There were two musical performances at the awards ceremony. Axolile Hoza, the director of the music department, accompanies the scholars on the piano. Cumisa Witbooi gives a soulful rendition of Zahara's Loliwe and Lamila Gcam-Gcam a goosebump-inducing version of “Jantjie kom huistoe". The hall explodes with applause and whistles. (I chat with Axolile Hoza afterwards. Like me, he is an ex-Matie and trilingual. On his mother's side, he is Afrikaans and on his father's side Xhosa. A diversity of languages comes naturally to him, he says.)
The event concludes with the singing of the school anthem, an adaptation of “Uitspan op Mooifontein" in Afrikaans, English and isiXhosa.

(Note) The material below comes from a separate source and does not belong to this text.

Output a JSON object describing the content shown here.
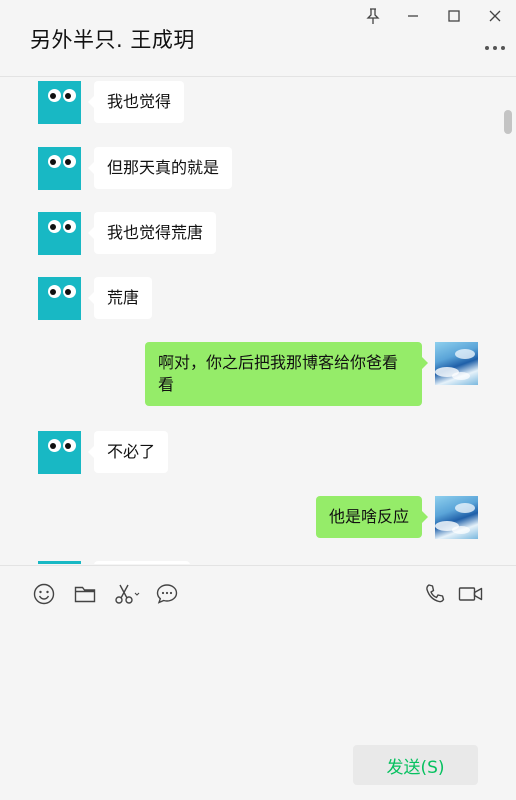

I say it again. We must never forget how far we have come in the last three decades. And the effort it takes to build an inclusive environment like at Lilyfontein proactively. I am deeply grateful Ilke was able to grow up here. In a school where a black child leads the first rugby team onto the field and a white head boy speaks fluent Xhosa. And that our children do not even notice how exceptional that is given our history, that in itself is a sign of how far we have come.
If we are separated I will
try to wait for you
on your side of things
your side of the wall and the water
and of the light moving at its own speed
even on leaves that we have seen
I will wait on one side
while a side is there
– M.S. Erwin
(Uit: From The Rain in the Trees, 1988)
My spens is op die oomblik ’n bietjie leeg. Ek sal in die komende week weer die internet verken vir lekker nuwe aanbevelings. Vir nou volstaan ek met hierdie paartjies.
Anton Goosen sing “Jantjie”.
Virginia Lee sing “Uitspan op Mooifontein”.
'n Paar lukrake gedagtes oor die lewe, geskryf deur James Clear: Random Ideas About Life
Lees oor eet
Die onverwagse plesier van vroeë aandete.